◆ Your task
Every line below that holds "rate" must be copied.

START Provided material

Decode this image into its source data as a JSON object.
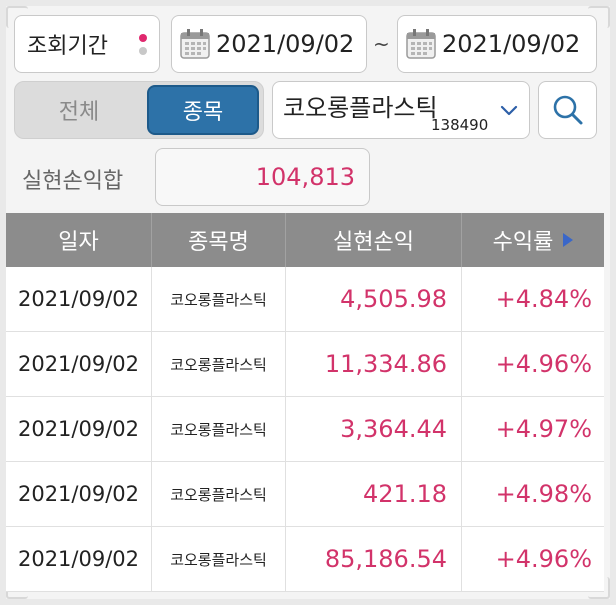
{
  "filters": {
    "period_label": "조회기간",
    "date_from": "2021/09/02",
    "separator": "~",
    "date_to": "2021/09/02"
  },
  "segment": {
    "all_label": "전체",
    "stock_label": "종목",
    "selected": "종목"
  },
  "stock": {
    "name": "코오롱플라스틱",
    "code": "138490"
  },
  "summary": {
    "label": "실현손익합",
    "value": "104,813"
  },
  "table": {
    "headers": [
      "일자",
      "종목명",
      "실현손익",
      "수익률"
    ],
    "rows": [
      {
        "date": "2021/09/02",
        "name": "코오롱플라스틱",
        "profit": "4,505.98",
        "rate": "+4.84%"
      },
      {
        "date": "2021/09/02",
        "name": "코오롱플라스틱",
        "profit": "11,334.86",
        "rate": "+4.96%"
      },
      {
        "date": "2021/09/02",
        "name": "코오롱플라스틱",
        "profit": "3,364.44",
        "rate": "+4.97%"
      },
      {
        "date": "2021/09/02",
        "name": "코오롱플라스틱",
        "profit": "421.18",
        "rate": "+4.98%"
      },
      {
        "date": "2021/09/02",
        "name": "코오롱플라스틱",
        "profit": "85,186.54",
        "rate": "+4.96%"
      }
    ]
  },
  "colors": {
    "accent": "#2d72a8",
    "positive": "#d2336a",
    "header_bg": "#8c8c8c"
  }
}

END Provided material

◆ Written response
        "rate": "+4.84%"
        "rate": "+4.96%"
        "rate": "+4.97%"
        "rate": "+4.98%"
        "rate": "+4.96%"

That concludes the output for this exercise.